About this exercise –
Check every line of the entries below for the word "from", then give only the number of lines that have it.
########
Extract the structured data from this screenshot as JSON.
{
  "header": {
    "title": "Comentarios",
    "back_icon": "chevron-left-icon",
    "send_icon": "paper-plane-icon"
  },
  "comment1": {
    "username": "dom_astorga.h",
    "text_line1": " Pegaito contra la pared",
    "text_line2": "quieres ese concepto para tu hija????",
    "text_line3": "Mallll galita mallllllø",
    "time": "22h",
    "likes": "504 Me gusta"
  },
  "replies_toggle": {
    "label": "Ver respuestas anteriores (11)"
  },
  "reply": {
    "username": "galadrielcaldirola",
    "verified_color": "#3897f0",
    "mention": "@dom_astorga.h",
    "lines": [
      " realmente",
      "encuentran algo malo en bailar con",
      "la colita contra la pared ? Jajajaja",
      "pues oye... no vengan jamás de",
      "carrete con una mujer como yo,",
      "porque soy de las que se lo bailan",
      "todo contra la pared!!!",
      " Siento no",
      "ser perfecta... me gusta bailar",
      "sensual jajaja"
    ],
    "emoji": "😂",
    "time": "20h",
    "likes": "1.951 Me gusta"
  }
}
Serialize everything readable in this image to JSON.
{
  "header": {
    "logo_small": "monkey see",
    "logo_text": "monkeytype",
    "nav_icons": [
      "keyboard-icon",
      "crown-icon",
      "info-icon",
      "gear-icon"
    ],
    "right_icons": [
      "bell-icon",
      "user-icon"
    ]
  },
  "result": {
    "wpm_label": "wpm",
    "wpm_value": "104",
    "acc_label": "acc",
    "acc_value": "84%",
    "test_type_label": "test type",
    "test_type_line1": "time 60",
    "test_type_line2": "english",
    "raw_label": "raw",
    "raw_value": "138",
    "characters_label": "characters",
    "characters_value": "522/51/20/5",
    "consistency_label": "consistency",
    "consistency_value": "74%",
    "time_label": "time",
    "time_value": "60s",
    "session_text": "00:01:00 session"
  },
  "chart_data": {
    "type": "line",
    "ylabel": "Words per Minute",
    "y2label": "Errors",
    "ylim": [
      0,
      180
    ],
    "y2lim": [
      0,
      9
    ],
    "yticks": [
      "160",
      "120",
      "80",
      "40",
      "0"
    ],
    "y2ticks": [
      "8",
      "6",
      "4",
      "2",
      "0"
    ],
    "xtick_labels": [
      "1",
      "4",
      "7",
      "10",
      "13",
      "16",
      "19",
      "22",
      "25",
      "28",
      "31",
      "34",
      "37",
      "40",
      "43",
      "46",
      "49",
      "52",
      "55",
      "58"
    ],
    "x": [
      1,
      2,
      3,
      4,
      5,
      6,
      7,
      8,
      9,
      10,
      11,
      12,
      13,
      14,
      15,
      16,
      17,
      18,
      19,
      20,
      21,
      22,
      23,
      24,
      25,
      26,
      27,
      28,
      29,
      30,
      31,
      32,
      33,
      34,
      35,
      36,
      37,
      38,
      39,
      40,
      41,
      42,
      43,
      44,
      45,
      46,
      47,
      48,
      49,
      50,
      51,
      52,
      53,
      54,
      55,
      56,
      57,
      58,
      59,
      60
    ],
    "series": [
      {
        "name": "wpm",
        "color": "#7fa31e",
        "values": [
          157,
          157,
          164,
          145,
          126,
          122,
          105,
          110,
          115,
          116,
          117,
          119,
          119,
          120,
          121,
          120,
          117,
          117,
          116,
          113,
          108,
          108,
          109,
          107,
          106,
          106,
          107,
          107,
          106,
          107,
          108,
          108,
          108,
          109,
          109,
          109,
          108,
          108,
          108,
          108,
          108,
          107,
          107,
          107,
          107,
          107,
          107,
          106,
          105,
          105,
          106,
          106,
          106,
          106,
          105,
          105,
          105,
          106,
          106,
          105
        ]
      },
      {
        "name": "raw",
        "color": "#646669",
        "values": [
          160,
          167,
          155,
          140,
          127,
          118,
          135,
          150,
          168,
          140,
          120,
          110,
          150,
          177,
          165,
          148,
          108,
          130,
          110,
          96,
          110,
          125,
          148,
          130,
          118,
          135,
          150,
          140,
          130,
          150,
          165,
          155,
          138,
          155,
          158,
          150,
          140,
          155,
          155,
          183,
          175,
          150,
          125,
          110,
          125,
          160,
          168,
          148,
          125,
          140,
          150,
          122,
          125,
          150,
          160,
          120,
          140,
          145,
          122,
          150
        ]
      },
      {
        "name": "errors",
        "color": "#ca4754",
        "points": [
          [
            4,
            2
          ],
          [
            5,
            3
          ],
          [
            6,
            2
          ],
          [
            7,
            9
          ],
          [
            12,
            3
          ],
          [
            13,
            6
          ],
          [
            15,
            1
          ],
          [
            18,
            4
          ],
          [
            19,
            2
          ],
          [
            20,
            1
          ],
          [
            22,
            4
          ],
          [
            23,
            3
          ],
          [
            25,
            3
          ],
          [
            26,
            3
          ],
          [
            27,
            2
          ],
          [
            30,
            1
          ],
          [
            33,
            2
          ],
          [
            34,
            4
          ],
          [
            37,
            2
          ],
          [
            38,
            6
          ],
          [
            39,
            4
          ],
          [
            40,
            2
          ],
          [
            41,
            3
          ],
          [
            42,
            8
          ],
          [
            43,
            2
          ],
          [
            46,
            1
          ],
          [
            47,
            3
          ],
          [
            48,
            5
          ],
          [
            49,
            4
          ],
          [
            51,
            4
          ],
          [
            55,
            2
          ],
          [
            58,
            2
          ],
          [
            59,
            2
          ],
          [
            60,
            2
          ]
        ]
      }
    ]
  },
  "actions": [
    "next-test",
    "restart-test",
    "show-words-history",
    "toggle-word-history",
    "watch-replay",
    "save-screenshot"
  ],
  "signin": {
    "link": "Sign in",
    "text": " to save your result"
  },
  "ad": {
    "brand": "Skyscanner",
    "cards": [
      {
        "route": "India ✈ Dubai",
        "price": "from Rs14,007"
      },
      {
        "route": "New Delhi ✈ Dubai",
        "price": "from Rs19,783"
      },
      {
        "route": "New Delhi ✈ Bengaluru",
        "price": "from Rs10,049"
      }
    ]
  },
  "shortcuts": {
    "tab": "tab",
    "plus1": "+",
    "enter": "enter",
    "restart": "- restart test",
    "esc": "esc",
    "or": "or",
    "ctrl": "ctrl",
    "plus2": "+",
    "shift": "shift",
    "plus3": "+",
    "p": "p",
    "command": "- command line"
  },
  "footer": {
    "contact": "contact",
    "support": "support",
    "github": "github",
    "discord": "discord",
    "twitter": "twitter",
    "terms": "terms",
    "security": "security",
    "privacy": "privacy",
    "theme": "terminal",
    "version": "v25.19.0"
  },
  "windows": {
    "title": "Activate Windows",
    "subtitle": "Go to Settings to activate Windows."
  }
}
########
Exercise result –
4